From that world Osama bin Laden rose to prominence, driven by a passion to rescue his Muslim community humiliated by infidels. Incensed that the US military was present in his homeland, in 1989 Al-Qaeda was created which in time morphed into ISIS (2006).
The long history of strict, sectarian Islamic doctrine found its beginnings in the Bedouin tribal militias of Ikhwan, inspired 270 years ago and played out in Paris, November 2015: one of the suicide bombers was, as reported, radicalized in a Wahhabi mosque in Chartres, France.
Division within Islam
Befuddling to non-Muslims is the major historical division within Islam. The majority of Sunni, who make up 87 percent of Muslims worldwide, are located mostly in Saudi Arabia, Egypt, Iraq, Pakistan, Turkey, Indonesia and most North African countries. The other 13 percent is Shia, its majority residing in Iran, as a majority in Iraq and a minority in India. Altogether there are 1.6 billion Muslims in the world.
In the hotbed of the Middle East these two factions often view each other as infidels, as they regard Christians or Jews. Their deep and hostile division was born from a dispute over succession after Mohammed died in 632 AD. This major fault line is partly political: Shia, or “followers of Ali,” link themselves with Mohamed’s son in-law, Ali ibn Abi Talib. The Sunni, or “people of tradition,” believe that selection is best made from the most qualified.
Next door to the Sunni majority of the Middle East is Iran, ethnically Persian and the global center of Shia. Next door to them is Saudi Arabia, both Arabic and Sunni and holder of the holy site of Mecca. Most Muslims in the Middle East – apart from Iran, Turkey and the Kurdistan province of Iraq – are Arabs. All this tinderbox needs is a spark: Saudi Arabians are both Sunni and Arab; Iranians are Shia and Persian. Arabs and Persians are hostile neighbors – one Persian and Shia, the other Arab and Sunni – contentious and fighting each other by way of proxy battles in Syria.

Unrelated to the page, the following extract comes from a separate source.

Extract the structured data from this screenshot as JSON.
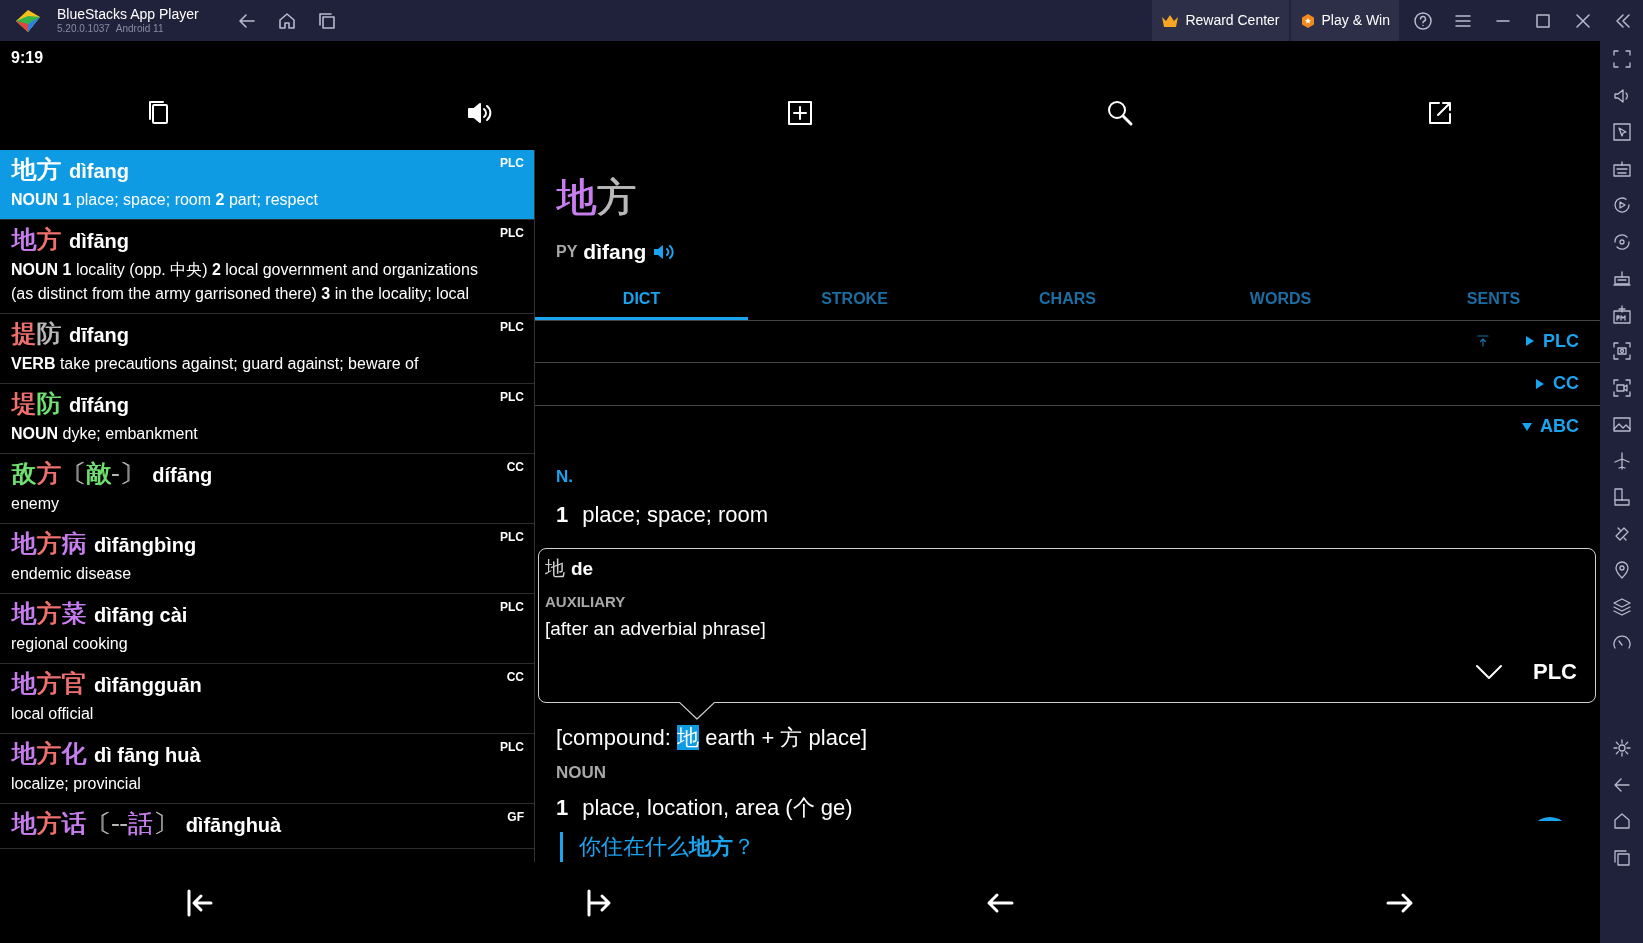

Antagonisms of the region are both contemporary and historic in people bred in the art of making fine their Islamic distinctions. Theirs is a region of world sites etched with memory of strong and vibrant Jewish and Christian communities, now nearly obliterated or vacated. Their political sensitivities have been grieved by foreign geographic rejigging of territory, as the West carved up its borders with the scratch of a pen.
We are witnessing a settling of historic grievances. (Recall a million military and civilians were killed in the Iran-Iraq war of the 1980s.) In more recent days we see the unsettling of peoples by the 2003 invasion; after the invaders popped the corks of fizzing cultures, we watched as they blew apart.
* ISIS, means Islamic State of Iraq and Syria: ISIL the Islamic State in Iraq and Levant. (Levant an ancient term referring to eastern Mediterranean.) IS, meaning Islamic State, is so self-named to appear to the world that Islam is theirs to rule. Daesh is an acronym from Islamic Resistance Movement in Arabic.
** Kamel Daoud, New York Times
Brian C. Stiller
Global Ambassador, World Evangelical Alliance